- Rhian Brewster scores a treble and sets up one in quarter-final win
- England forward takes home the match ball
- Brazil or Germany in the semi-final: "We fear nobody"
The Liverpool forward scored three and assisted another, as the Three Lions saw off the Stars and Stripes to reach the semi-finals of the U-17 World Cup for the first time. Holding the match ball and wearing a wide smile, he continued: "I'll be taking this home. First, I'll let the lads sign it and then I'll get it framed."
Brewster's goal tally for the tournament has now risen to four after a performance that showcased his array of striking talents. For his first goal, he was positioned exactly where a goalscorer needs to be to stab in a rebound. For his second, he showed the defender a clean pair of heels and chipped in a clever finish. He then set up England's third by starting the move in his own half and ending it with a perfect cross for his team-mate. For the fourth goal, he could only be stopped illegally. After winning the penalty, he converted it himself.

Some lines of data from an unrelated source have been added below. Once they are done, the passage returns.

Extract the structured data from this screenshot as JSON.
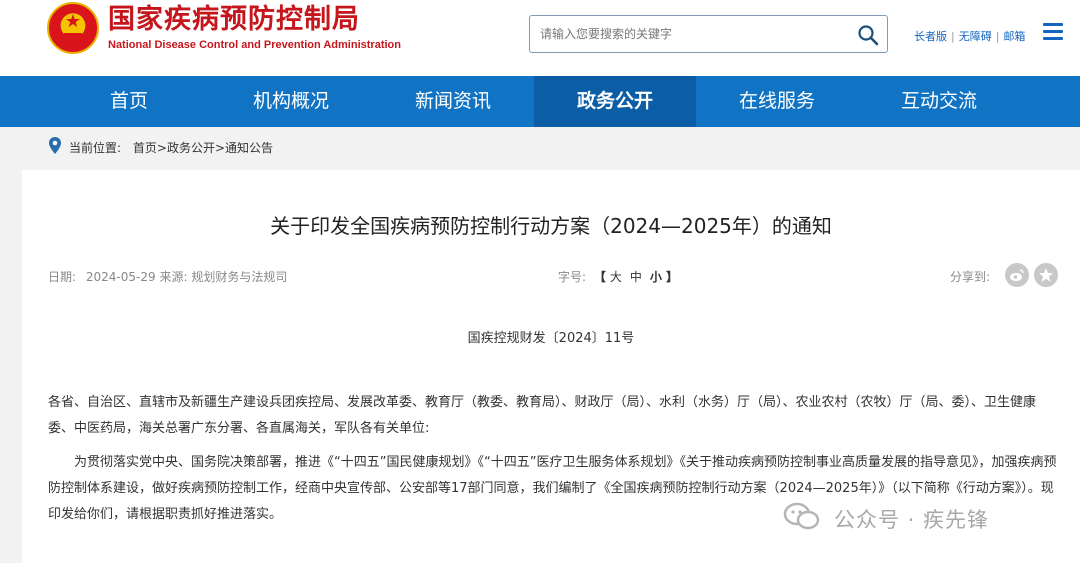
{
  "header": {
    "logo_cn": "国家疾病预防控制局",
    "logo_en": "National Disease Control and Prevention Administration",
    "search_placeholder": "请输入您要搜索的关键字",
    "links": [
      "长者版",
      "无障碍",
      "邮箱"
    ]
  },
  "nav": {
    "items": [
      {
        "label": "首页"
      },
      {
        "label": "机构概况"
      },
      {
        "label": "新闻资讯"
      },
      {
        "label": "政务公开"
      },
      {
        "label": "在线服务"
      },
      {
        "label": "互动交流"
      }
    ],
    "active": "政务公开"
  },
  "breadcrumb": {
    "prefix": "当前位置:",
    "items": [
      "首页",
      "政务公开",
      "通知公告"
    ],
    "separator": ">"
  },
  "article": {
    "title": "关于印发全国疾病预防控制行动方案（2024—2025年）的通知",
    "meta_date_label": "日期:",
    "meta_date": "2024-05-29",
    "meta_source_label": "来源:",
    "meta_source": "规划财务与法规司",
    "font_label": "字号:",
    "font_sizes": [
      "大",
      "中",
      "小"
    ],
    "share_label": "分享到:",
    "doc_number": "国疾控规财发〔2024〕11号",
    "para1": "各省、自治区、直辖市及新疆生产建设兵团疾控局、发展改革委、教育厅（教委、教育局）、财政厅（局）、水利（水务）厅（局）、农业农村（农牧）厅（局、委）、卫生健康委、中医药局，海关总署广东分署、各直属海关，军队各有关单位:",
    "para2": "为贯彻落实党中央、国务院决策部署，推进《“十四五”国民健康规划》《“十四五”医疗卫生服务体系规划》《关于推动疾病预防控制事业高质量发展的指导意见》，加强疾病预防控制体系建设，做好疾病预防控制工作，经商中央宣传部、公安部等17部门同意，我们编制了《全国疾病预防控制行动方案（2024—2025年）》（以下简称《行动方案》）。现印发给你们，请根据职责抓好推进落实。"
  },
  "watermark": "公众号 · 疾先锋",
  "colors": {
    "brand_red": "#c4161c",
    "nav_blue": "#1173c4",
    "nav_active": "#0b5da6",
    "link_blue": "#1565c0"
  }
}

Leading the line as the lone striker, Brewster caused the USA defence problems all game. England's wide players Philip Foden and Callum Hudson-Odoi, who both impressed, looked for Brewster constantly, and found him more often than not, usually when he made one of his many dangerous runs between the two central defenders. "That was maybe the key today," said the 17-year-old forward. "We knew that their No6 wasn't a centre-back by trade, so I kept trying to bring my pace into the game in that part of the pitch."
How fitting that he plays for a club coached by Jurgen Klopp and has already trained once or twice with the Reds' first team, since Brewster already appears to be displaying the tempo for which Liverpool's German coach is famed. The youngster's pace over the first few metres, as well as at the end of a sprint, stood out against USA and made him extremely difficult to defend against. "I'm not that type of big, strong centre-forward," said Brewster with a smile and an almost apologetic shrug of the shoulders. "So I always try to use my speed to my advantage. Today, that worked well, especially for the second goal."

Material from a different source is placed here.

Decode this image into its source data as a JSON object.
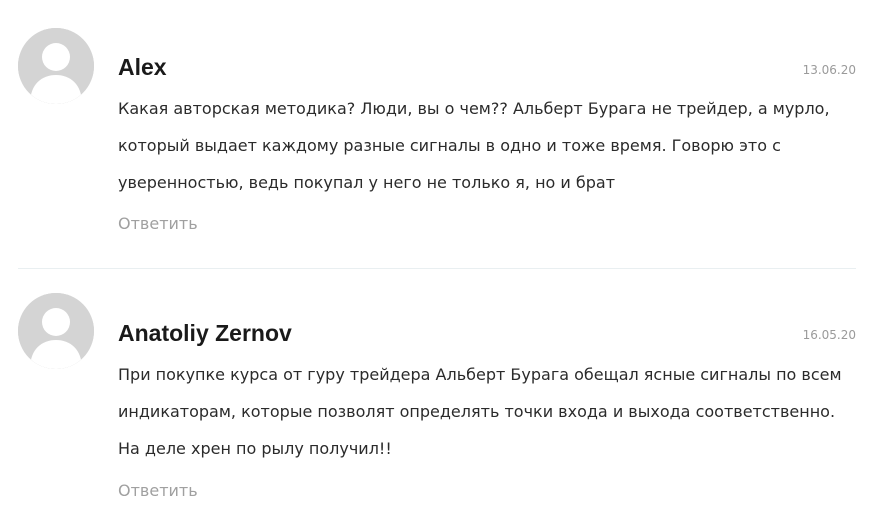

His first two chances ended up in the back of the net. That type of clinical edge is vital, since it gives the player confidence and his team security. And with his penalty, Brewster did not give the goalkeeper even a hint of an opportunity. "It was a fantastic day for me today - somehow everything came together. Obviously, I hope that continues, but this match is a massive highlight in my career."
Up next is one of Brazil or Germany, but he does not mind which team they face. "Whoever we play, we fear nobody." The U-20 side showed a few months ago in Korea Republic that England can win a World Cup again, and Brewster and his team-mates now want to write their own history. "Their achievement is obviously an inspiration for us. Now, we want to emulate that."

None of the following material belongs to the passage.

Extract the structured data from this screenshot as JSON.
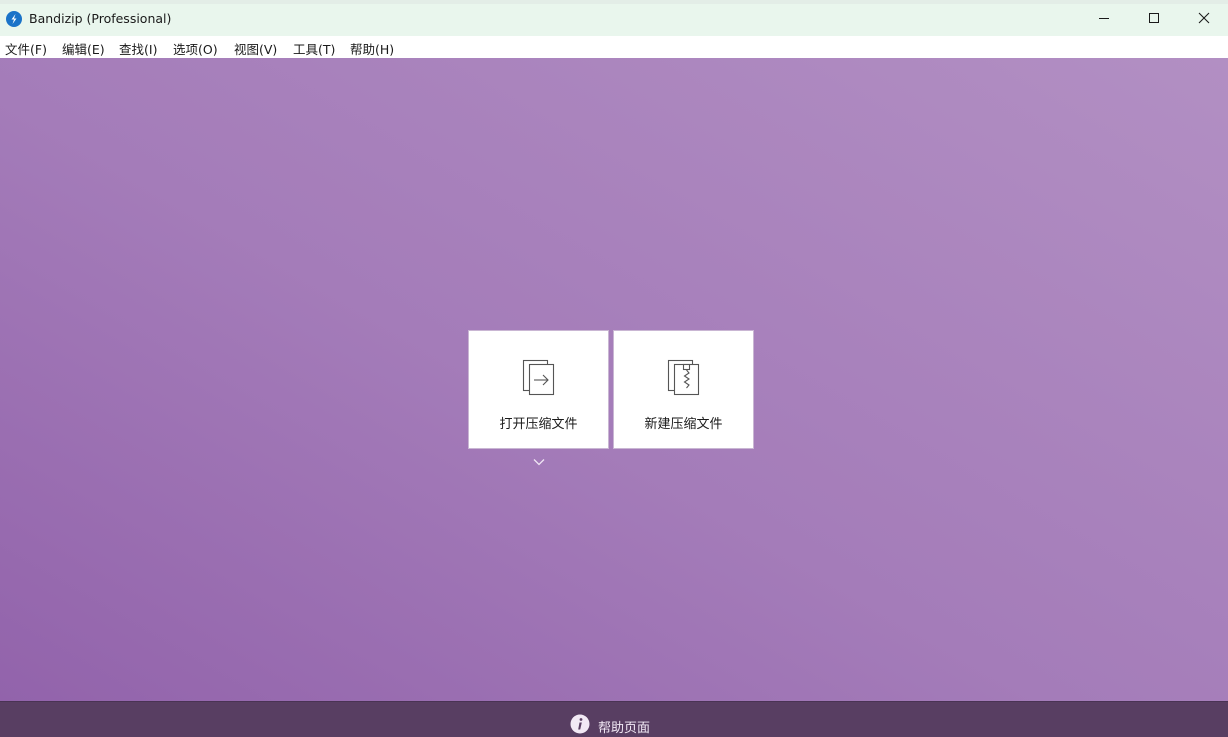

If it is Germany that await, and if the semi-final does end in a penalties, then this time Steve Cooper's side will be confident after beating Japan in the last 16 by scoring all five spot-kicks. With confidence in his voice and touching the England badge on his shirt, Brewster will be more than ready for another duel from 12 yards. "We aren't afraid of penalties - we're England!"